Haseena Bronzer More Like. And A Story Covered In Silly Wigs
How does it feel to be the sister of the most wanted man in India? A man who is responsible for deaths of over 300 people in a series of bomb blasts? A man whose network is so strong he could orchestrate crime in India while being holed up in Dubai? Is Haseena Parkar guilty of colluding with her brother or is she guilty by association. The courtroom drama helps you decide.
It’s brave of a really young actor Shraddha Kapoor to want to play Marlon Brando in The Godfather. And full marks for effort.
Not easy wanting to wear jowls a la Brando and wear a burkha that is tightly fit around the face. Jowls need room to be, you know, jowly. They need to hang about your jaw and look at the world with despair because the person who wears the jowls (as Brando did) has seen and done it all. The young actor mostly looks like a balloon animal gone wrong and you feel bad for her. She deserved better.
The film is based on the single court appearance of the original Aapa (older sister, everyone addressed Haseena Parkar as Aapa). But were the court proceedings at the time so ridiculous? Why was the prosecution so strident, piling on accusations after accusation without proof? All on the basis of one FIR registered for something not related to Dawood, the brother of Aapa? How does a judge sitting there simply allow so much leeway that the prosecutor asks the accused about everything to do with her brother?
Let’s say the filmmakers used the court as a device to tell us the story of the journey of a young girl who turned into Godmother. But then should they not do a little bit of research into how the courts work? The prosecution (played by stage actor Priyanka Sethia) is allowed to rant away as if she were acting for a prize in a high school one-act play. Was the real life Roshni Satam really that over-the-top dramatic? A little bit of search on Google would have been helpful. But no! The proceedings get sillier and sillier and you are forced to turn to other things you would have ignored had the story kept you hooked.
For example, Haseena’s make up. Now jowls we understand. All actors take pride in pre-release press coverage about how they lost or gained weight for the role or how they sat for the three hour make-up process every day, or how they had to bear the intense heat of the body suit. But the audience cannot be fooled into judging the film if the story is weak and the storytelling is just silly.

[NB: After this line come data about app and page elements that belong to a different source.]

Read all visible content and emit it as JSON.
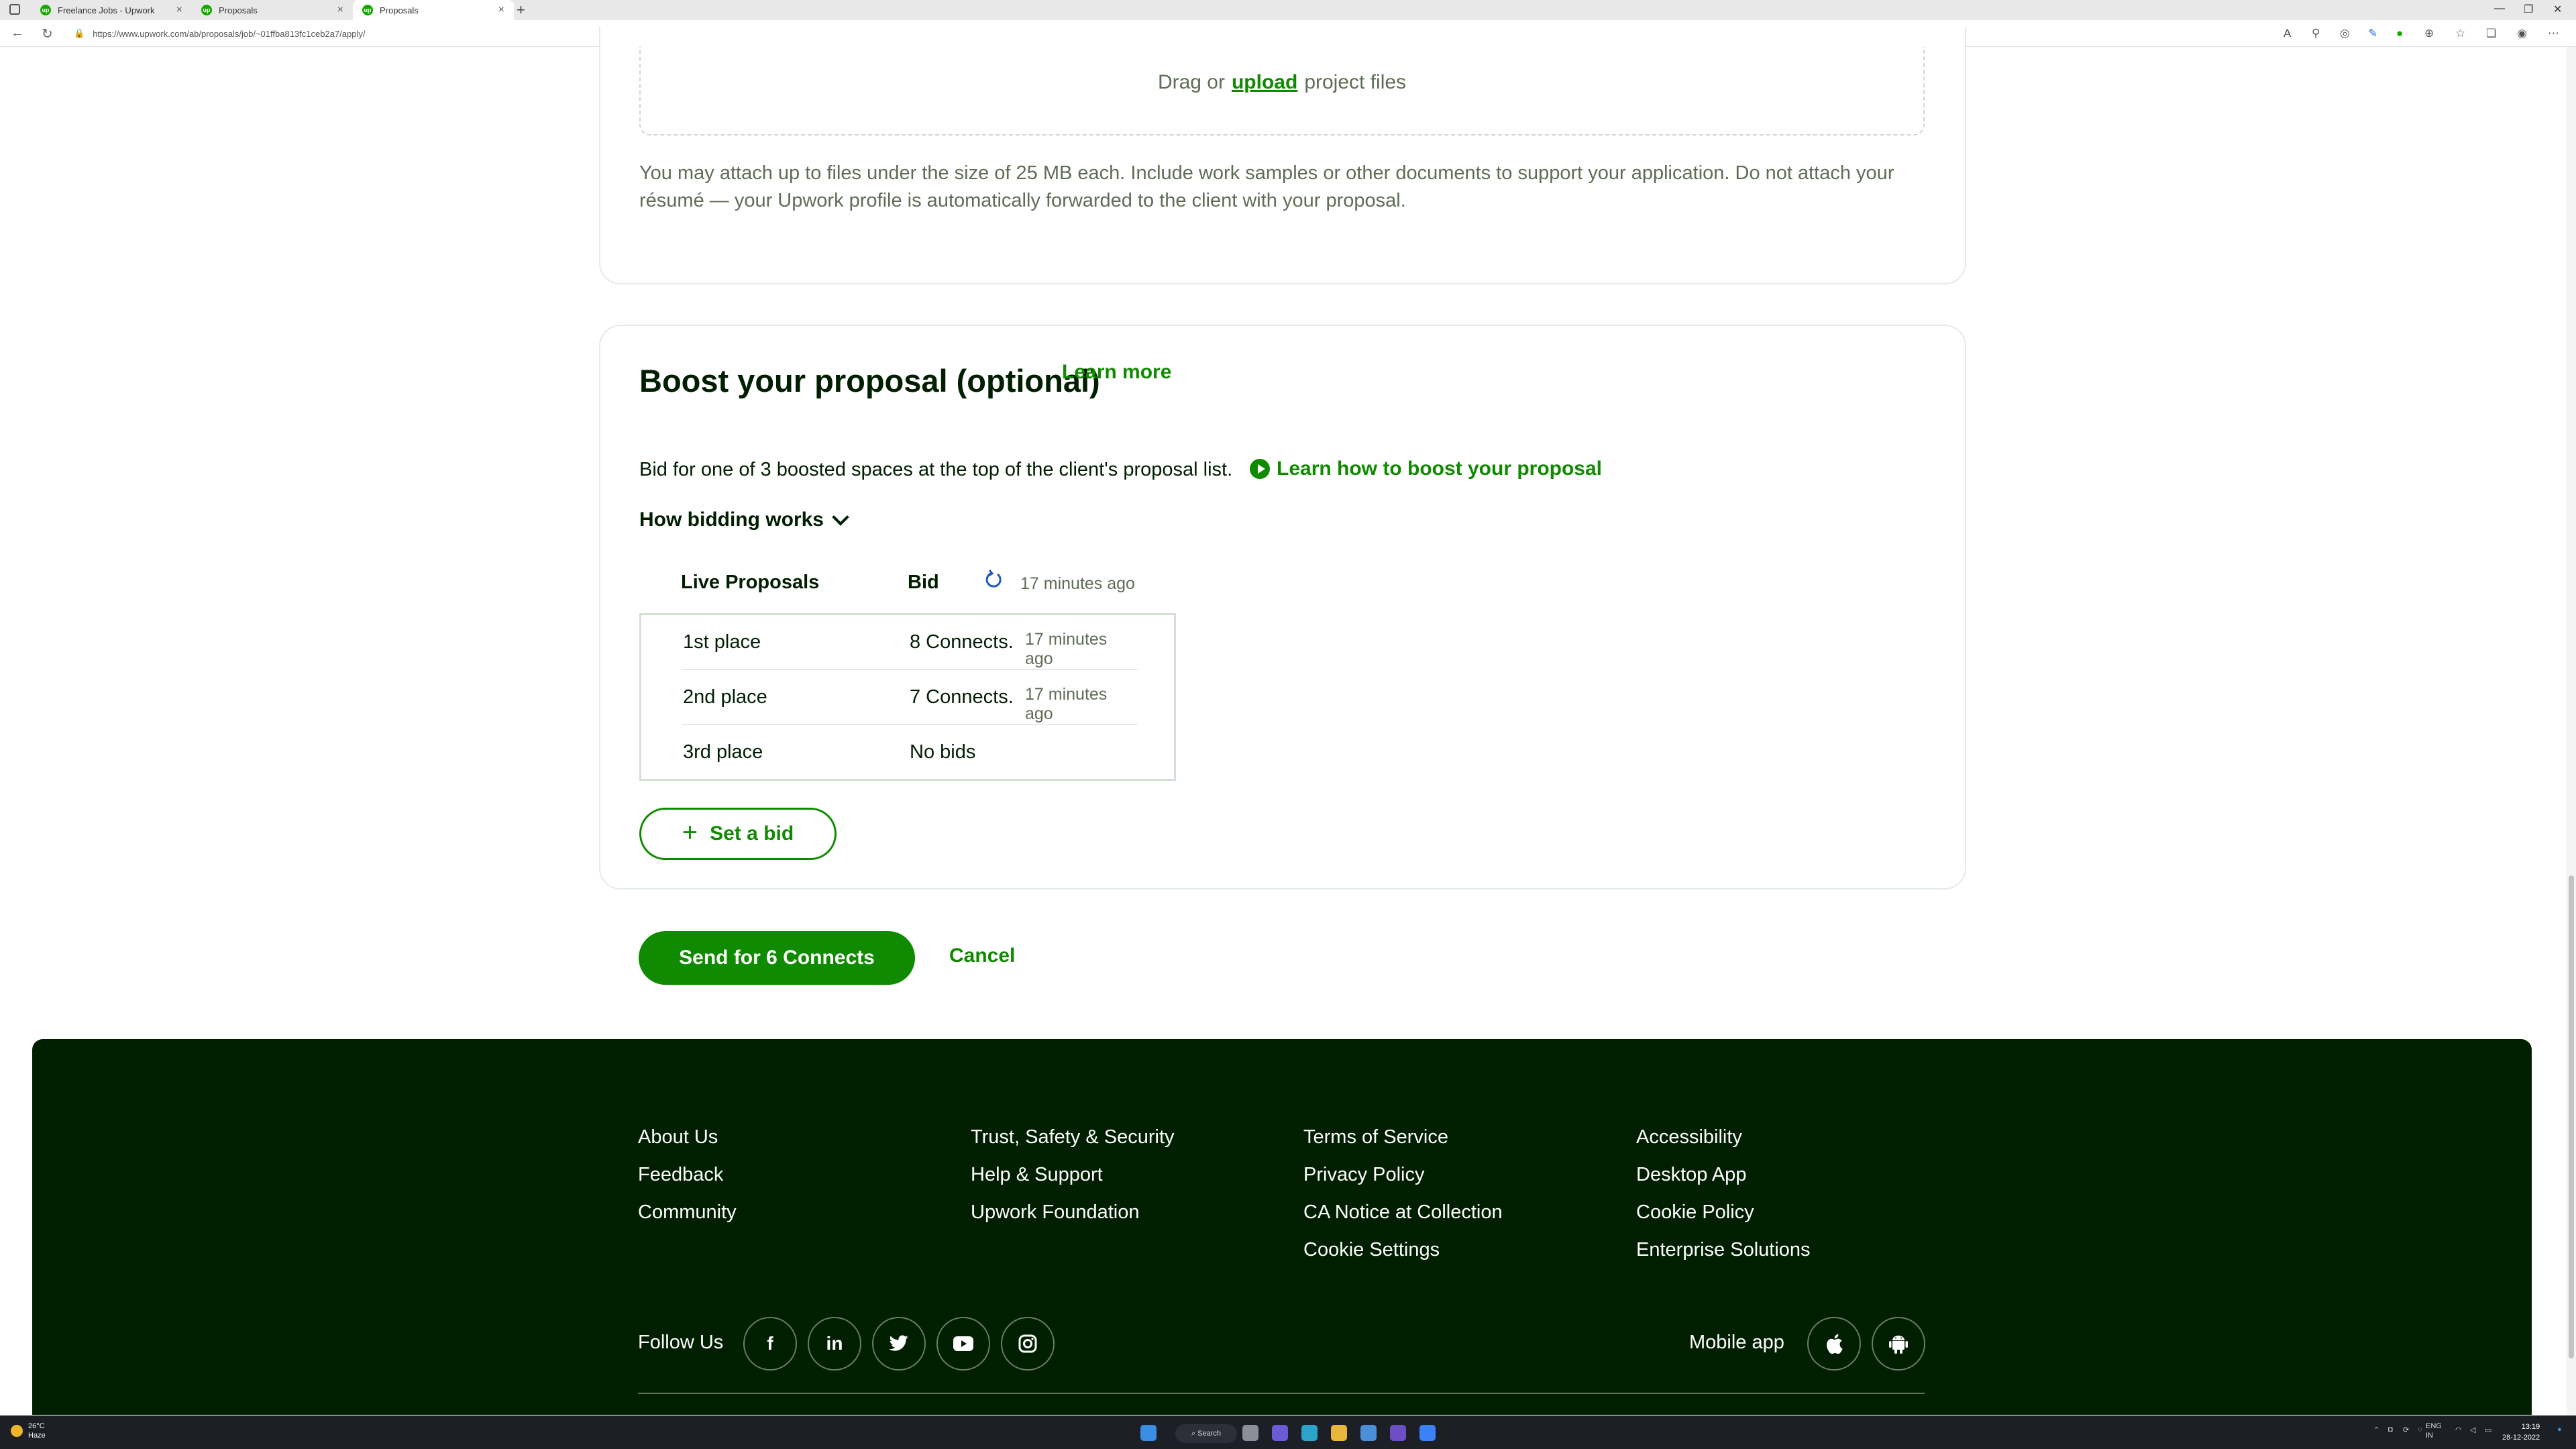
{
  "browser": {
    "tabs": [
      {
        "label": "Freelance Jobs - Upwork"
      },
      {
        "label": "Proposals"
      },
      {
        "label": "Proposals"
      }
    ],
    "url": "https://www.upwork.com/ab/proposals/job/~01ffba813fc1ceb2a7/apply/"
  },
  "attachments": {
    "drag_prefix": "Drag or",
    "upload_link": "upload",
    "drag_suffix": "project files",
    "note": "You may attach up to files under the size of 25 MB each. Include work samples or other documents to support your application. Do not attach your résumé — your Upwork profile is automatically forwarded to the client with your proposal."
  },
  "boost": {
    "title": "Boost your proposal (optional)",
    "learn_more": "Learn more",
    "description": "Bid for one of 3 boosted spaces at the top of the client's proposal list.",
    "learn_boost": "Learn how to boost your proposal",
    "how_bidding": "How bidding works",
    "table": {
      "col_live": "Live Proposals",
      "col_bid": "Bid",
      "updated": "17 minutes ago",
      "rows": [
        {
          "place": "1st place",
          "bid": "8 Connects.",
          "time": "17 minutes ago"
        },
        {
          "place": "2nd place",
          "bid": "7 Connects.",
          "time": "17 minutes ago"
        },
        {
          "place": "3rd place",
          "bid": "No bids",
          "time": ""
        }
      ]
    },
    "set_bid": "Set a bid"
  },
  "actions": {
    "send": "Send for 6 Connects",
    "cancel": "Cancel"
  },
  "footer": {
    "col1": [
      "About Us",
      "Feedback",
      "Community"
    ],
    "col2": [
      "Trust, Safety & Security",
      "Help & Support",
      "Upwork Foundation"
    ],
    "col3": [
      "Terms of Service",
      "Privacy Policy",
      "CA Notice at Collection",
      "Cookie Settings"
    ],
    "col4": [
      "Accessibility",
      "Desktop App",
      "Cookie Policy",
      "Enterprise Solutions"
    ],
    "follow_us": "Follow Us",
    "mobile_app": "Mobile app"
  },
  "taskbar": {
    "weather_temp": "26°C",
    "weather_cond": "Haze",
    "search": "Search",
    "lang1": "ENG",
    "lang2": "IN",
    "time": "13:19",
    "date": "28-12-2022"
  },
  "colors": {
    "brand_green": "#108a00",
    "footer_bg": "#001e00"
  }
}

In Haseena’s case, they use a bronzer to make her look darker than she really is. But the effect is more yellow than brown and the skin looks more like a mask than real. The other actors are there as well: the angry dad, the rebellious brothers (one of them being Dawood!), the poor Muslims, the husband of Haseena, assorted gunmen, policemen and women, and yes, the defence lawyer Keswani (who was supposed to be a brilliant man) and the last but not the least, the judge presiding over this hotch-potch case being presented. But all these actors are cardboard cutouts, including Dawood, who is supposed to be a quiet, fearsome creature. He is played by Siddhant Kapoor (Shraddha Kapoor’s brother in real life) who is just the opposite. He calls his sister, ‘Beta’ (child) when he looks like he is one himself. The fact that he looks like one himself, and is set in seriously terrible idea of a gangster (you will drown in laughter when you see him answer his phone while sitting in a bathtub, or dining with his ‘foreigner’ wife…
You end up laughing when you should be reacting like when you watched The Godfather for the first time. And so many terrible wigs have been used in the film, take care or you might dislodge your own while guffawing in disbelief at the film.
(This review appears on nowrunning dot com)